▶ **The problem**: Repeat the data in full. No line may differ from the original.

[Start of section]

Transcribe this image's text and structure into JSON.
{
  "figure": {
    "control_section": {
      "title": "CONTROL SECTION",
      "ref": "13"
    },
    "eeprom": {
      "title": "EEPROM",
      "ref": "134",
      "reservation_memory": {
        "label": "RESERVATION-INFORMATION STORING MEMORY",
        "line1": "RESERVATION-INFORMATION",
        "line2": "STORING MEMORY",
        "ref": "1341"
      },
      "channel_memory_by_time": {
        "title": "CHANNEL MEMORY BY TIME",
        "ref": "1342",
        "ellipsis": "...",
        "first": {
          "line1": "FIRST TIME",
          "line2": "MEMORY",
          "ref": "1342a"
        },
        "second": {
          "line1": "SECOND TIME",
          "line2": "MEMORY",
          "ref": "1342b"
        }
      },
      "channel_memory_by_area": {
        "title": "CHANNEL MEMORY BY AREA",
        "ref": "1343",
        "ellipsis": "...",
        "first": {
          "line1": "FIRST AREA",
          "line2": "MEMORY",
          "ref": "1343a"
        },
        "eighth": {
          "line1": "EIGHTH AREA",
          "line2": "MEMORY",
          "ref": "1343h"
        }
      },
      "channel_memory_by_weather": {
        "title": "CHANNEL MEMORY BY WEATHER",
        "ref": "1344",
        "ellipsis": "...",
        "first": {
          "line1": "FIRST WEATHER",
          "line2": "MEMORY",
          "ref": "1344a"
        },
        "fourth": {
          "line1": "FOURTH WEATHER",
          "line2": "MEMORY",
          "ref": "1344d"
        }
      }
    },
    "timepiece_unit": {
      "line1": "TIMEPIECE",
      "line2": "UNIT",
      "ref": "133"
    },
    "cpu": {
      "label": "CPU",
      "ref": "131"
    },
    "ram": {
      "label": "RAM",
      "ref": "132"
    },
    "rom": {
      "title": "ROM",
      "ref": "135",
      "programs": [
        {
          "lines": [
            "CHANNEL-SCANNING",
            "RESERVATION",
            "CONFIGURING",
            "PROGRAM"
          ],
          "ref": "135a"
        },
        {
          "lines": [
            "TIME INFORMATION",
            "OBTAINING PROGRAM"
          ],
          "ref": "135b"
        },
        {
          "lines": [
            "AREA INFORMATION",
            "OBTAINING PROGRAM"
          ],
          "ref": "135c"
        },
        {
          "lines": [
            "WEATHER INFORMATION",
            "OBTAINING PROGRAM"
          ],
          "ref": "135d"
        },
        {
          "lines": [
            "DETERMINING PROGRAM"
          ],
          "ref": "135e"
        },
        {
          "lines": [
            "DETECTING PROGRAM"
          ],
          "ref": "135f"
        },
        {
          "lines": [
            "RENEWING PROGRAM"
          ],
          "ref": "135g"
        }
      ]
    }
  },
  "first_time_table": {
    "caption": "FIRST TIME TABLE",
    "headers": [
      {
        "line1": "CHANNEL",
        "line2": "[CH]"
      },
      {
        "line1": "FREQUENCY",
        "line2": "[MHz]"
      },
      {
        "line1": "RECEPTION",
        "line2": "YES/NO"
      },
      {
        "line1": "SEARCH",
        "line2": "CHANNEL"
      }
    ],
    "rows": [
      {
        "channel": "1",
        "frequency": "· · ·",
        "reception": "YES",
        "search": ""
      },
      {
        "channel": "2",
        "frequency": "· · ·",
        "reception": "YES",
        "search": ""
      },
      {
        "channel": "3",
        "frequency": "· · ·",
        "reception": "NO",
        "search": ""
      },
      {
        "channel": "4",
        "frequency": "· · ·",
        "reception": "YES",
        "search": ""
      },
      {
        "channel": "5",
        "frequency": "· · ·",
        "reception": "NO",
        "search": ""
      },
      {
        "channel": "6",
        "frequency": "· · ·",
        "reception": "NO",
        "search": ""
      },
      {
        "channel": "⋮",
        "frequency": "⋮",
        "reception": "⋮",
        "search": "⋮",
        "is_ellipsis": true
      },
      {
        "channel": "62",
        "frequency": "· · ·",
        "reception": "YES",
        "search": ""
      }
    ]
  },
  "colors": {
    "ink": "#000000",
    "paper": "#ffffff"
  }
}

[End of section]

▶ **Answer section**:
Transcribe this image's text and structure into JSON.
{
  "figure": {
    "control_section": {
      "title": "CONTROL SECTION",
      "ref": "13"
    },
    "eeprom": {
      "title": "EEPROM",
      "ref": "134",
      "reservation_memory": {
        "label": "RESERVATION-INFORMATION STORING MEMORY",
        "line1": "RESERVATION-INFORMATION",
        "line2": "STORING MEMORY",
        "ref": "1341"
      },
      "channel_memory_by_time": {
        "title": "CHANNEL MEMORY BY TIME",
        "ref": "1342",
        "ellipsis": "...",
        "first": {
          "line1": "FIRST TIME",
          "line2": "MEMORY",
          "ref": "1342a"
        },
        "second": {
          "line1": "SECOND TIME",
          "line2": "MEMORY",
          "ref": "1342b"
        }
      },
      "channel_memory_by_area": {
        "title": "CHANNEL MEMORY BY AREA",
        "ref": "1343",
        "ellipsis": "...",
        "first": {
          "line1": "FIRST AREA",
          "line2": "MEMORY",
          "ref": "1343a"
        },
        "eighth": {
          "line1": "EIGHTH AREA",
          "line2": "MEMORY",
          "ref": "1343h"
        }
      },
      "channel_memory_by_weather": {
        "title": "CHANNEL MEMORY BY WEATHER",
        "ref": "1344",
        "ellipsis": "...",
        "first": {
          "line1": "FIRST WEATHER",
          "line2": "MEMORY",
          "ref": "1344a"
        },
        "fourth": {
          "line1": "FOURTH WEATHER",
          "line2": "MEMORY",
          "ref": "1344d"
        }
      }
    },
    "timepiece_unit": {
      "line1": "TIMEPIECE",
      "line2": "UNIT",
      "ref": "133"
    },
    "cpu": {
      "label": "CPU",
      "ref": "131"
    },
    "ram": {
      "label": "RAM",
      "ref": "132"
    },
    "rom": {
      "title": "ROM",
      "ref": "135",
      "programs": [
        {
          "lines": [
            "CHANNEL-SCANNING",
            "RESERVATION",
            "CONFIGURING",
            "PROGRAM"
          ],
          "ref": "135a"
        },
        {
          "lines": [
            "TIME INFORMATION",
            "OBTAINING PROGRAM"
          ],
          "ref": "135b"
        },
        {
          "lines": [
            "AREA INFORMATION",
            "OBTAINING PROGRAM"
          ],
          "ref": "135c"
        },
        {
          "lines": [
            "WEATHER INFORMATION",
            "OBTAINING PROGRAM"
          ],
          "ref": "135d"
        },
        {
          "lines": [
            "DETERMINING PROGRAM"
          ],
          "ref": "135e"
        },
        {
          "lines": [
            "DETECTING PROGRAM"
          ],
          "ref": "135f"
        },
        {
          "lines": [
            "RENEWING PROGRAM"
          ],
          "ref": "135g"
        }
      ]
    }
  },
  "first_time_table": {
    "caption": "FIRST TIME TABLE",
    "headers": [
      {
        "line1": "CHANNEL",
        "line2": "[CH]"
      },
      {
        "line1": "FREQUENCY",
        "line2": "[MHz]"
      },
      {
        "line1": "RECEPTION",
        "line2": "YES/NO"
      },
      {
        "line1": "SEARCH",
        "line2": "CHANNEL"
      }
    ],
    "rows": [
      {
        "channel": "1",
        "frequency": "· · ·",
        "reception": "YES",
        "search": ""
      },
      {
        "channel": "2",
        "frequency": "· · ·",
        "reception": "YES",
        "search": ""
      },
      {
        "channel": "3",
        "frequency": "· · ·",
        "reception": "NO",
        "search": ""
      },
      {
        "channel": "4",
        "frequency": "· · ·",
        "reception": "YES",
        "search": ""
      },
      {
        "channel": "5",
        "frequency": "· · ·",
        "reception": "NO",
        "search": ""
      },
      {
        "channel": "6",
        "frequency": "· · ·",
        "reception": "NO",
        "search": ""
      },
      {
        "channel": "⋮",
        "frequency": "⋮",
        "reception": "⋮",
        "search": "⋮",
        "is_ellipsis": true
      },
      {
        "channel": "62",
        "frequency": "· · ·",
        "reception": "YES",
        "search": ""
      }
    ]
  },
  "colors": {
    "ink": "#000000",
    "paper": "#ffffff"
  }
}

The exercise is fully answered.